3 / 3 Show Caption + Hide Caption – Initiated in March 2017 as a pilot program, the Army's Multi-Domain Task Force was designed to defeat an enemy’s anti-access/area denial, or A2/AD, capabilities in the Indo-Pacific region. The MDTF originally had a field artillery brigade as its core that merged with an Intelligence, Information, Cyber, Electronic Warfare and Space, or I2CEWS, element. (Photo Credit: Mass Communication Specialist 2nd Class Matthew Dickinson) VIEW ORIGINAL

WASHINGTON — The U.S. Army released a programmatic environmental assessment (PEA) and draft finding of no significant impact (FONSI) regarding the stationing of a multi-domain task force (MDTF) and invites the public to review the documents and provide comments.

The Army developed the PEA and draft FONSI to meet the requirements of the National Environmental Policy Act. Both documents are available for review and comment at the following website: https://aec.army.mil/index.php?cID=352.

The Army invites members of the general public, federally recognized Native American Tribes, Native Alaskan Entities, or Native Hawaiian Organizations, and federal, state, and local agencies to submit input by July 22, 2022. The Army will consider all timely comments prior to making a final decision regarding MDTF stationing.

Written comments should be submitted to:

U.S. Army Environmental Command,
ATTN: MDTF Public Comments,
2455 Reynolds Rd., Mail Stop 112,
JBSA-Fort Sam Houston, TX 78234-7588.

Comments can also be emailed to usarmy.jbsa.imcom-aec.mbx.nepa@army.mil with “MDTF Public Comments” in the subject line.

The Army evaluated the following 13 installations for possible MDTF stationing:

  • Fort Bliss, Texas
  • Fort Bragg, North Carolina
  • Fort Campbell, Kentucky
  • Fort Carson, Colorado
  • Fort Drum, New York
  • Fort Hood, Texas
  • Fort Knox, Kentucky
  • Fort Riley, Kansas
  • Fort Stewart, Georgia
  • Joint Base Lewis-McChord, Washington
  • Joint Base Elmendorf-Richardson, Alaska
  • U.S. Army Garrison-Hawaii (Schofield Barracks and Helemano Military Reservation)
  • Fort Wainwright, Alaska

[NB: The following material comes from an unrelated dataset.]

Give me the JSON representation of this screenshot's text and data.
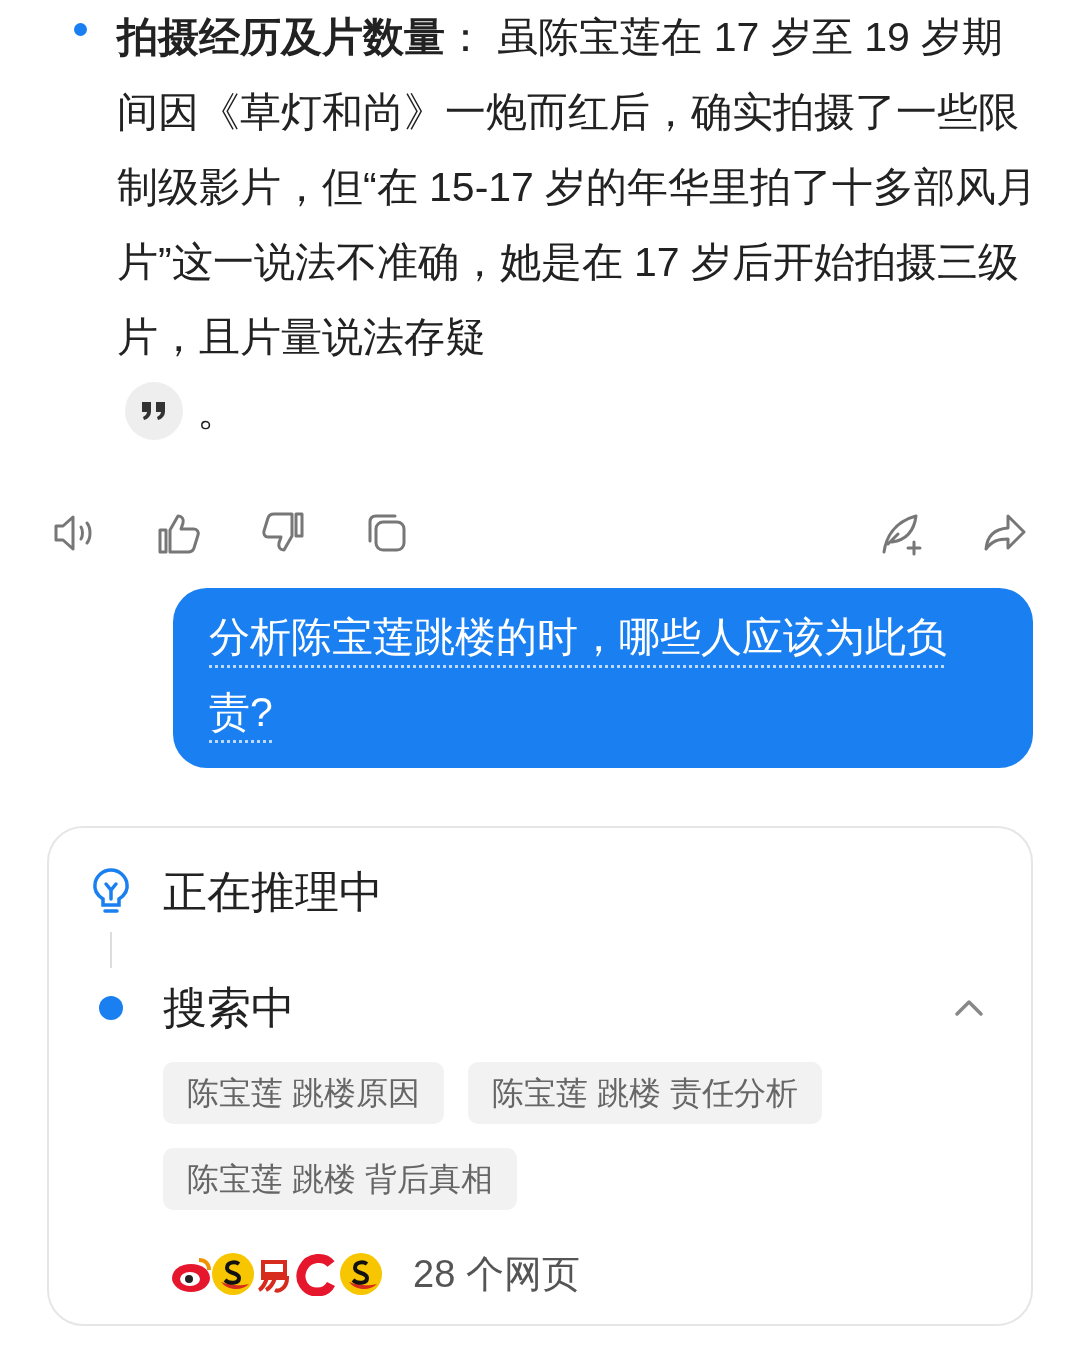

MDTF stationing is an essential step in transforming the Army into a multi-domain force by 2035. MDTF stationing supports the joint force (i.e., all U.S. military services) — plus U.S. allies — in the rapid and continuous integration of all domains of warfare: land, sea, air, space, and cyberspace. The Army intends to station MDTFs at Army garrisons and joint bases so the MDTFs can quickly deploy to any theater of operations where they are needed.

The PEA examined two MDTF alternatives: the full MDTF, which consists of approximately 3,000 soldiers; and the base MDTF, which consists of headquarters elements and approximately 400 soldiers. For U.S. Army Garrison-Hawaii, the PEA looked only at the base MDTF configuration.

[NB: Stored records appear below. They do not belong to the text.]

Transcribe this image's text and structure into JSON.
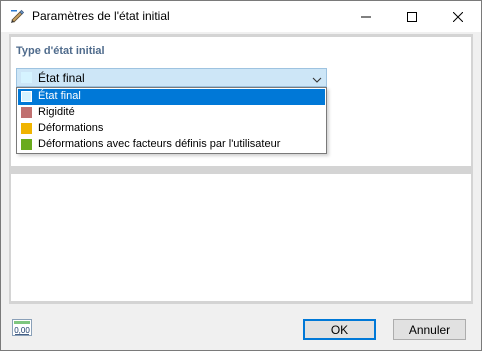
{
  "window": {
    "title": "Paramètres de l'état initial",
    "icons": {
      "app": "edit-pencil-icon",
      "minimize": "minimize-icon",
      "maximize": "maximize-icon",
      "close": "close-icon"
    }
  },
  "group": {
    "label": "Type d'état initial",
    "combo": {
      "value": "État final",
      "color": "#d5f3ff"
    },
    "options": [
      {
        "label": "État final",
        "color": "#d5f3ff",
        "selected": true
      },
      {
        "label": "Rigidité",
        "color": "#c07070",
        "selected": false
      },
      {
        "label": "Déformations",
        "color": "#f0b400",
        "selected": false
      },
      {
        "label": "Déformations avec facteurs définis par l'utilisateur",
        "color": "#6aab1e",
        "selected": false
      }
    ]
  },
  "footer": {
    "units_icon": "number-format-icon",
    "units_icon_text": "0,00",
    "ok_label": "OK",
    "cancel_label": "Annuler"
  },
  "colors": {
    "accent": "#0078d7",
    "group_label": "#4f6b8c"
  }
}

The PEA analyzed the potential environmental impacts of stationing an MDTF at each assessed installation, including direct, indirect, and cumulative effects. The PEA also studied a no-action alternative. While the no-action alternative would not satisfy the Army’s needs, it provides a comparative baseline against which the effects of the proposed action alternatives can be examined.

The PEA analyzed the impacts of the proposed action alternatives and the no-action alternative on the following nine resource areas: air quality; biological resources; cultural resources; soils; land use; socioeconomics; traffic and transportation; infrastructure and utilities; and water resources. The PEA concluded the impacts at all assessed installations would be either less than significant or significant but mitigable.

To request a copy of the PEA and FONSI, or to submit questions, please contact the U.S. Army Environmental Command Public Affairs Office at 210-466-1590 or 210-488-6061, or send an email to: usarmy.jbsa.imcom-aec.mbx.public-mailbox@army.mil.

RELATED STORIES